• [WORK TASK]: Going through the entries below, count each line that holds "register" and give only the total.
[[ PROVIDED DATA open ]]
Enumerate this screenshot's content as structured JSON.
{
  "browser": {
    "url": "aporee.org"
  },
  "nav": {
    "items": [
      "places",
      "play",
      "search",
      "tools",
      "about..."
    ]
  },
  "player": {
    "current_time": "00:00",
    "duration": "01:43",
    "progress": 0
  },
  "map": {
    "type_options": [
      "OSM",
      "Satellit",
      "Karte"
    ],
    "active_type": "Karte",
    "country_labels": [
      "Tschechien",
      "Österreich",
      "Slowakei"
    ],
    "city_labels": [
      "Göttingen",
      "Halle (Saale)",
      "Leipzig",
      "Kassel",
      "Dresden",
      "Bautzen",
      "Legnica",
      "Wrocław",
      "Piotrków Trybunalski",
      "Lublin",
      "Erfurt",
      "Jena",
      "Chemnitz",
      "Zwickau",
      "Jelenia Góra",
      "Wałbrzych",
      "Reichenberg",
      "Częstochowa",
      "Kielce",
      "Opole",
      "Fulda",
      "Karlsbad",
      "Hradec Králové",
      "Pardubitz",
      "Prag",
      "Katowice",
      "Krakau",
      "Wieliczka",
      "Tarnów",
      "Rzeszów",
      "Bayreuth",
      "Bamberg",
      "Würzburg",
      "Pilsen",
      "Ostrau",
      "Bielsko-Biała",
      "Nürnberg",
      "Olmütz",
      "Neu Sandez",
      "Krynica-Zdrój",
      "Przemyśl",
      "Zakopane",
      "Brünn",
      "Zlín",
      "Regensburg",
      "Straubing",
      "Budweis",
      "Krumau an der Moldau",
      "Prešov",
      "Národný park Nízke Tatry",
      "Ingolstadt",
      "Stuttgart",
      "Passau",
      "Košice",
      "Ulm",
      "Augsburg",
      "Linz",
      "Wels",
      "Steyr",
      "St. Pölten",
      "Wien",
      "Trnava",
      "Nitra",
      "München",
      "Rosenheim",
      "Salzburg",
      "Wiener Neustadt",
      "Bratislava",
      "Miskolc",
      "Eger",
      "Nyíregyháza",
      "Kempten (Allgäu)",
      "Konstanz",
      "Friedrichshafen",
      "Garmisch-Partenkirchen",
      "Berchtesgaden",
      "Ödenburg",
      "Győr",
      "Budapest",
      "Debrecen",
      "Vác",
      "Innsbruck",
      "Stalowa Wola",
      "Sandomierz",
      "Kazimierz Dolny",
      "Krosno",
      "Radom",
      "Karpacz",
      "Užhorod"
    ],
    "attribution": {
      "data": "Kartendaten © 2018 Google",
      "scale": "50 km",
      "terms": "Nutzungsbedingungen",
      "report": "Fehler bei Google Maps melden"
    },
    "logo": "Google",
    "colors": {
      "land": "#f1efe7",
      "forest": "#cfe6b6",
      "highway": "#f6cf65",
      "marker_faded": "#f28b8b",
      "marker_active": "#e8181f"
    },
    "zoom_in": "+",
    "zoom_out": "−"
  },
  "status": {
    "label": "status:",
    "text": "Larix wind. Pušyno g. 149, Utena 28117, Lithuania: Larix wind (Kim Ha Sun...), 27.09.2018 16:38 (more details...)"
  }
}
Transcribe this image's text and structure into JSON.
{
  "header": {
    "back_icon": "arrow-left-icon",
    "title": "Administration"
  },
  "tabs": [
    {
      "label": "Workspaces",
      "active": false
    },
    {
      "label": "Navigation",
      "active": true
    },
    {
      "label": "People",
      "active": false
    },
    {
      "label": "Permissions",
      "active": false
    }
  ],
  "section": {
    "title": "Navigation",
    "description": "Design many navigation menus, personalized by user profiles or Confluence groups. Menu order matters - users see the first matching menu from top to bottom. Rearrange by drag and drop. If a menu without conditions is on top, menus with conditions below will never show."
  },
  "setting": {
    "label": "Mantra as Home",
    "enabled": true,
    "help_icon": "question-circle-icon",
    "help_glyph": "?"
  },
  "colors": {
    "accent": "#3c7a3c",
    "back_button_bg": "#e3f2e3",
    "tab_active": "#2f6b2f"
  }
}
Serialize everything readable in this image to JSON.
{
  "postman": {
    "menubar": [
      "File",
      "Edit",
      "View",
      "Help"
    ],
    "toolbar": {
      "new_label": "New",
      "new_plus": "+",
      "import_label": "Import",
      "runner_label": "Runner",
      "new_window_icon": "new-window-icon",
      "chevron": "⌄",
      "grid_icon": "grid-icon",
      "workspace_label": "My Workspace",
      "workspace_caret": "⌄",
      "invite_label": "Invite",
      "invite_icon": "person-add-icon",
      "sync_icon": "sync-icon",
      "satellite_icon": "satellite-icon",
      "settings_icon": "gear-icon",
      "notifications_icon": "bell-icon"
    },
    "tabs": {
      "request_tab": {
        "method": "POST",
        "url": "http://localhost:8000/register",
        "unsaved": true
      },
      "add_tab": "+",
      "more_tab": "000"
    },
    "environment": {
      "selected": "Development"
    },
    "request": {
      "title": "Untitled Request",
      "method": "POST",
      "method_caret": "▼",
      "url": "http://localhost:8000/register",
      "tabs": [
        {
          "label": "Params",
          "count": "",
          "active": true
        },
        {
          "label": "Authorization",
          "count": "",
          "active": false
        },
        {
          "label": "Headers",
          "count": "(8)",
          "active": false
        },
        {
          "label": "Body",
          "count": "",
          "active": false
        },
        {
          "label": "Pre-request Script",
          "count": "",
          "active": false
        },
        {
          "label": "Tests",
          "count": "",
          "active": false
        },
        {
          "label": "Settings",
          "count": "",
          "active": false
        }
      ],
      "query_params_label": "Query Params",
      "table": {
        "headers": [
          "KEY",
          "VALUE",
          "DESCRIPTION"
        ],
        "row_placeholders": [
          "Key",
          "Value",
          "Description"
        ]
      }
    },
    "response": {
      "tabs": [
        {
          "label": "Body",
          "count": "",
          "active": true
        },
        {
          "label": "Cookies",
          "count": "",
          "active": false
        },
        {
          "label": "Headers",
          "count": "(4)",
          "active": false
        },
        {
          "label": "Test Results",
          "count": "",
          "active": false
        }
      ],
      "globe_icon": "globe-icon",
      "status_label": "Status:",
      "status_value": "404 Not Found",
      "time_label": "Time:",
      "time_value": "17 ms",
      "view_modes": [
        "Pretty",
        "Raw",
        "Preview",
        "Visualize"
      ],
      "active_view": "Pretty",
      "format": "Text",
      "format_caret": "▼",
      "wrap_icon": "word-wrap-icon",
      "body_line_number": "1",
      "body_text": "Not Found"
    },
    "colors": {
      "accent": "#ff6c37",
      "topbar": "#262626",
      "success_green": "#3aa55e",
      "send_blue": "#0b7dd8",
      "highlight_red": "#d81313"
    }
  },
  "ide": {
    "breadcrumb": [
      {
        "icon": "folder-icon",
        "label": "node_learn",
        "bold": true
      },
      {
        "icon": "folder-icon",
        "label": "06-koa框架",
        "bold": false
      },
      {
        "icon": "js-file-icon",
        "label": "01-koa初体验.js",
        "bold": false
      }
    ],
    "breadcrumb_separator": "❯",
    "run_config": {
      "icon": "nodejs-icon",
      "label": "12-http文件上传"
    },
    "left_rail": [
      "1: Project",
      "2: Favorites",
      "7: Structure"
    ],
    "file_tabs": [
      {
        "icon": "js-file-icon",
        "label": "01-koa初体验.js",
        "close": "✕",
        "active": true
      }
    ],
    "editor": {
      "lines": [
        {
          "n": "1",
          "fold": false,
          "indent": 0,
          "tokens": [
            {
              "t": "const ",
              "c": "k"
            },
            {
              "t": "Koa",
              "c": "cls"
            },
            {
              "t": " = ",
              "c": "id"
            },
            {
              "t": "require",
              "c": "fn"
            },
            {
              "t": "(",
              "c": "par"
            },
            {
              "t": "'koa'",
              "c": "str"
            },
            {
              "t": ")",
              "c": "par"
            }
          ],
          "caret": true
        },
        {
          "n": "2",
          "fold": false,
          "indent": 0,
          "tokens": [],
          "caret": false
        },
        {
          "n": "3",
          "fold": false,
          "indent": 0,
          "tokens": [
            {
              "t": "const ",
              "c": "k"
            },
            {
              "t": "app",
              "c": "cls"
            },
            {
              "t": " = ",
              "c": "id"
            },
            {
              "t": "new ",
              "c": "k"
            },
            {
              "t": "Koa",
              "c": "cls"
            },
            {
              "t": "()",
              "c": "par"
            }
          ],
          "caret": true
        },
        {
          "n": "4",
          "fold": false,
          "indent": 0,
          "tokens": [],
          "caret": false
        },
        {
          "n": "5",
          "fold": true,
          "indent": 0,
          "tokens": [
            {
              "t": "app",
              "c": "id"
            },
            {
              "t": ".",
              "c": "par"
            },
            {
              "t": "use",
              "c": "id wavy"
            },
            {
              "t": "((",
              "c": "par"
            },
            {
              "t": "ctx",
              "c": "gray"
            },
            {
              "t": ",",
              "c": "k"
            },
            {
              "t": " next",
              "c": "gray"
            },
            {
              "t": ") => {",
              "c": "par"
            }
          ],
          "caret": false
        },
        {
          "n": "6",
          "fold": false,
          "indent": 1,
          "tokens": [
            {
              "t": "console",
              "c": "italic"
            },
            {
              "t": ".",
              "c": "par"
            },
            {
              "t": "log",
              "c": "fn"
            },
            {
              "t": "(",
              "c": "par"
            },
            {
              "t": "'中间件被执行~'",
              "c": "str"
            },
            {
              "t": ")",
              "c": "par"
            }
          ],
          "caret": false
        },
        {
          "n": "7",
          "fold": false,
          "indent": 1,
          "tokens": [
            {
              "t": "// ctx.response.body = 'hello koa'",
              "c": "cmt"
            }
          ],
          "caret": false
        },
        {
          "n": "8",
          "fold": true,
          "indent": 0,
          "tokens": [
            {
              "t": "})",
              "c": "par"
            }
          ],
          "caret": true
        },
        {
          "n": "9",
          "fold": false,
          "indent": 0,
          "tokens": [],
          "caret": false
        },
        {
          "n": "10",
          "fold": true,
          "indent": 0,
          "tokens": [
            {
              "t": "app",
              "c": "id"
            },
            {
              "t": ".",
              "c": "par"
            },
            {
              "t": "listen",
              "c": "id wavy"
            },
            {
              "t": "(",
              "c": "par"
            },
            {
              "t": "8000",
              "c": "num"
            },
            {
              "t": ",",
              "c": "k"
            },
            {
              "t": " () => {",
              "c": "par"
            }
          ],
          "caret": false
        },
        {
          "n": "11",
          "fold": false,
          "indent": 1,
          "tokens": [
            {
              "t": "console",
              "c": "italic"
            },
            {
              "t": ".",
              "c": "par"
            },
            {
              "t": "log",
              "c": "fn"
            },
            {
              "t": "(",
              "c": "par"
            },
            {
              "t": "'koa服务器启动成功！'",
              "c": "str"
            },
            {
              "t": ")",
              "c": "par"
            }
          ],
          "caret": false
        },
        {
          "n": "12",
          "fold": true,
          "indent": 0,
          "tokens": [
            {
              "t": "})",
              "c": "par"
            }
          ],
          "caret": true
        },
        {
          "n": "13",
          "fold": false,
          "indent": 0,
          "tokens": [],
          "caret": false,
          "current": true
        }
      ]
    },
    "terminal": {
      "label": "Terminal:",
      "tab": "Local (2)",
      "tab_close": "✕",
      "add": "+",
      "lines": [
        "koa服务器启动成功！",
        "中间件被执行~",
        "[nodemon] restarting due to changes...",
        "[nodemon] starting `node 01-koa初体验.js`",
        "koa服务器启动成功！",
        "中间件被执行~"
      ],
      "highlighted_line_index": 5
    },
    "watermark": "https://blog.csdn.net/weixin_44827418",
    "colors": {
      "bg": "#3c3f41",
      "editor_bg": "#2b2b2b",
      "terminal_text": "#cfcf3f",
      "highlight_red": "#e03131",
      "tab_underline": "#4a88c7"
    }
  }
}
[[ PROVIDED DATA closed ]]
• [YOUR SOLUTION]: 2